Technical Assistance Request, Continental Airlines, On-the-Job Training of Radiographers

HPPOS-276 PDR-9306140075

See the memorandum from J. E. Glenn to R. R. Bellamy dated August 1, 1991 in response to a TAR from Region I.

Continental Airlines proposed to designate individuals as radiographers who had completed only 360 hours of on-the-job training (OJT) verses the 520 hours normally expected of NRC licensees.

Continental maintained that because it would use only one type of radiography device and because of the repetitive nature of its radiography operations, 360 hours would be sufficient to qualify an individual. Continental also pointed out that only 45 days (or 360 hours) was the amount of OJT "agreed to with the state of Texas under Continental's Texas license (in fact, Texas' regulations specifically require two months OJT), amd that Continental was also conducting similar radiography operations under California and Colorado licenses in those states. Colorado's regulations imposed a one month period for OJT that was based on a revision of the Conference of Radiation Control Program Director's "Suggested State Regulations." The State of California as determined by NRC required Continental to provide for 520 hours OJT.

The NRC normally requires 520 hours to qualify an individual as a radiographer and felt it inappropriate to waive this "requirement" based only on current job restrictions.

Therefore, the burden is on Continental Airlines (the applicant) to show that 360 hours will be adequate to fully qualify an individual as radiographer. Factors such as hardship (where an individual is only infrequently involved in radiographic operations and to obtain the 520 hours will entail a period significantly greater than three months), number of procedures, and the quality of supervision and testing should be considered by the applicant.
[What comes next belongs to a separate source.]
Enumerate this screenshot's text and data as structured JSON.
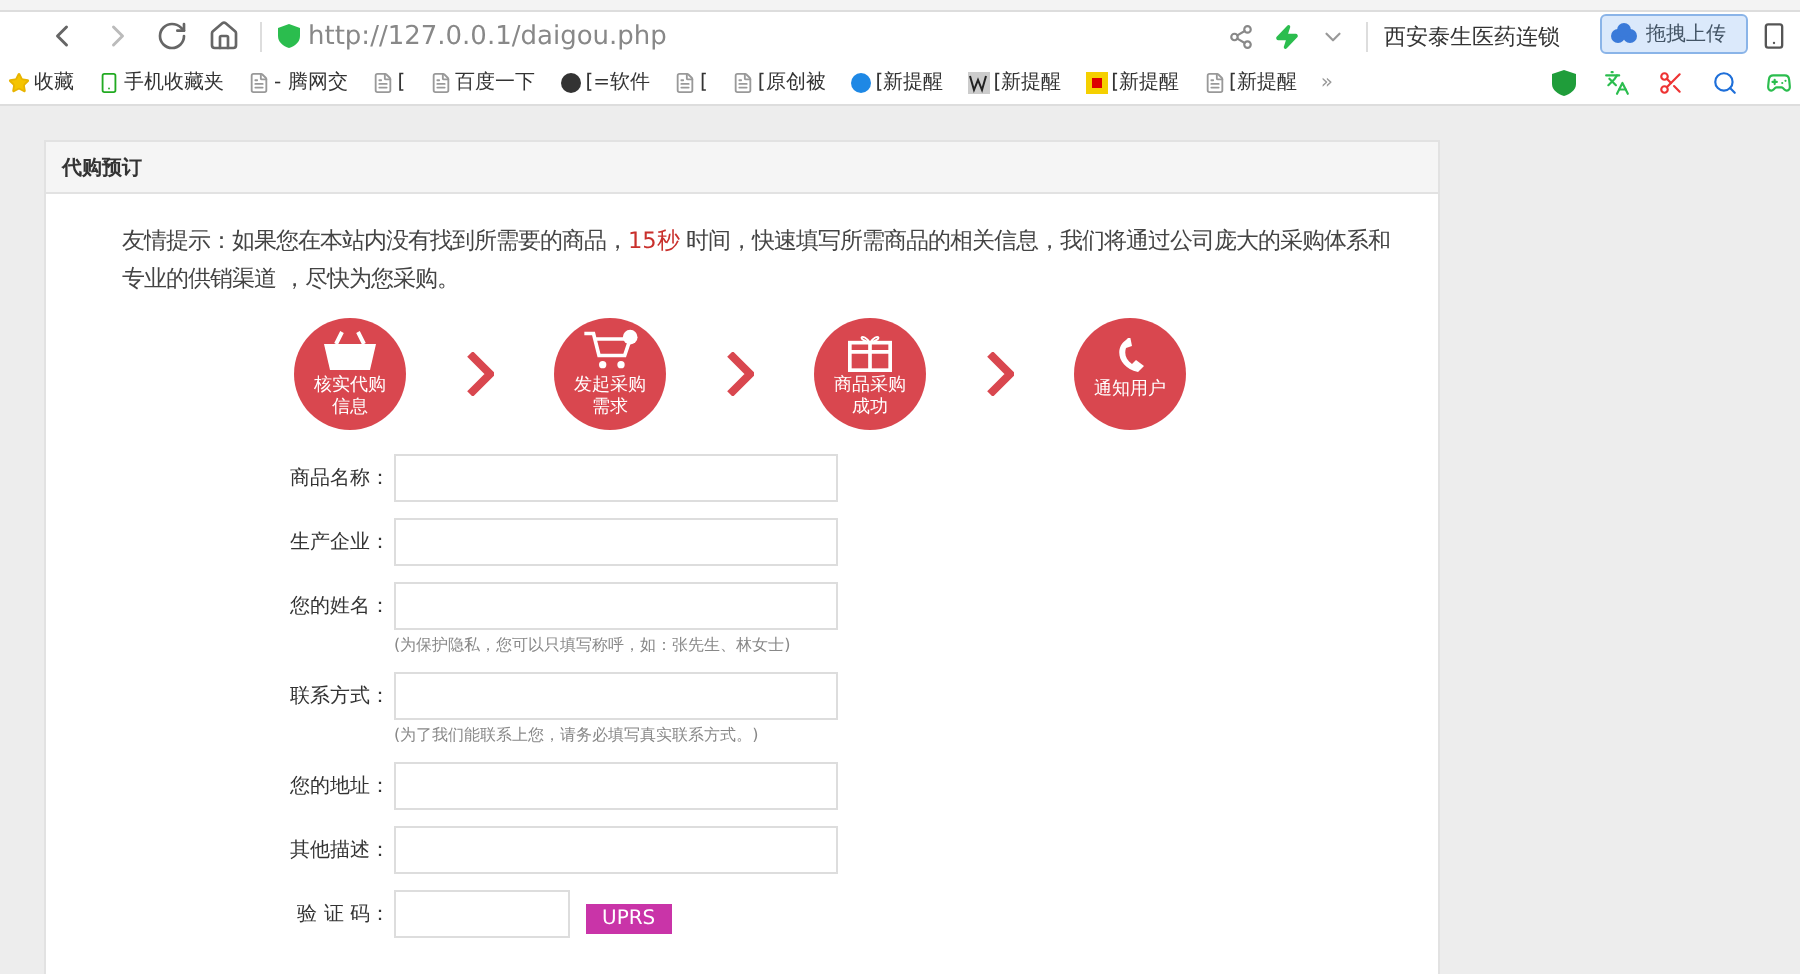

Regulatory references: 10 CFR 34.11, 10 CFR 34.31

Subject codes: 1.2, 11.1, 11.3

Applicability: Byproduct Materials

Page Last Reviewed/Updated Monday, October 30, 2017